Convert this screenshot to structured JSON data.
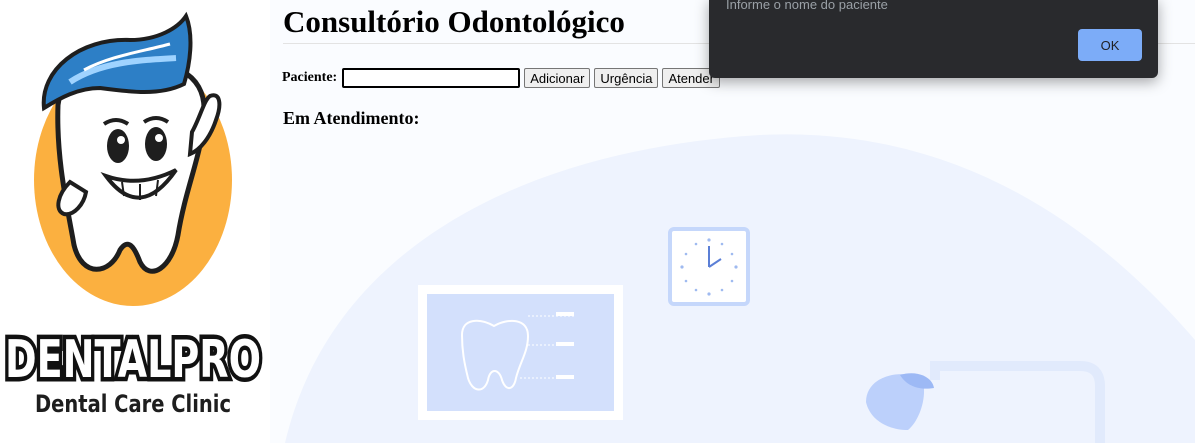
{
  "page": {
    "title": "Consultório Odontológico",
    "patient_label": "Paciente:",
    "patient_value": "",
    "add_button": "Adicionar",
    "urgent_button": "Urgência",
    "attend_button": "Atender",
    "in_service_heading": "Em Atendimento:"
  },
  "logo": {
    "brand_name": "DENTALPRO",
    "tagline": "Dental Care Clinic"
  },
  "dialog": {
    "message": "Informe o nome do paciente",
    "ok_label": "OK"
  },
  "colors": {
    "accent_blue": "#7cacf8",
    "dialog_bg": "#292a2d",
    "illustration_bg": "#eef3fe",
    "logo_orange": "#fbb040"
  }
}
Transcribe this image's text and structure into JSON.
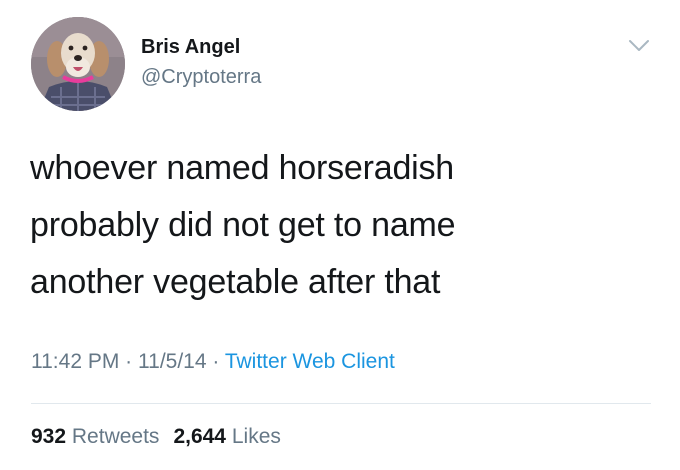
{
  "user": {
    "name": "Bris Angel",
    "handle": "@Cryptoterra"
  },
  "tweet": {
    "lines": [
      "whoever named horseradish",
      "probably did not get to name",
      "another vegetable after that"
    ]
  },
  "meta": {
    "time": "11:42 PM",
    "sep1": "·",
    "date": "11/5/14",
    "sep2": "·",
    "client": "Twitter Web Client"
  },
  "stats": {
    "retweets_count": "932",
    "retweets_label": "Retweets",
    "likes_count": "2,644",
    "likes_label": "Likes"
  },
  "icons": {
    "menu": "chevron-down-icon"
  },
  "colors": {
    "text": "#14171a",
    "secondary": "#657786",
    "link": "#1b95e0",
    "divider": "#e1e8ed"
  }
}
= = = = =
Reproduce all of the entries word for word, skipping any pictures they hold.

§ EXERCISE RESPONSE:
Convert this screenshot to structured JSON data.
{
  "page": {
    "title": "Consultório Odontológico",
    "patient_label": "Paciente:",
    "patient_value": "",
    "add_button": "Adicionar",
    "urgent_button": "Urgência",
    "attend_button": "Atender",
    "in_service_heading": "Em Atendimento:"
  },
  "logo": {
    "brand_name": "DENTALPRO",
    "tagline": "Dental Care Clinic"
  },
  "dialog": {
    "message": "Informe o nome do paciente",
    "ok_label": "OK"
  },
  "colors": {
    "accent_blue": "#7cacf8",
    "dialog_bg": "#292a2d",
    "illustration_bg": "#eef3fe",
    "logo_orange": "#fbb040"
  }
}
Transcribe this image's text and structure into JSON.
{
  "user": {
    "name": "Bris Angel",
    "handle": "@Cryptoterra"
  },
  "tweet": {
    "lines": [
      "whoever named horseradish",
      "probably did not get to name",
      "another vegetable after that"
    ]
  },
  "meta": {
    "time": "11:42 PM",
    "sep1": "·",
    "date": "11/5/14",
    "sep2": "·",
    "client": "Twitter Web Client"
  },
  "stats": {
    "retweets_count": "932",
    "retweets_label": "Retweets",
    "likes_count": "2,644",
    "likes_label": "Likes"
  },
  "icons": {
    "menu": "chevron-down-icon"
  },
  "colors": {
    "text": "#14171a",
    "secondary": "#657786",
    "link": "#1b95e0",
    "divider": "#e1e8ed"
  }
}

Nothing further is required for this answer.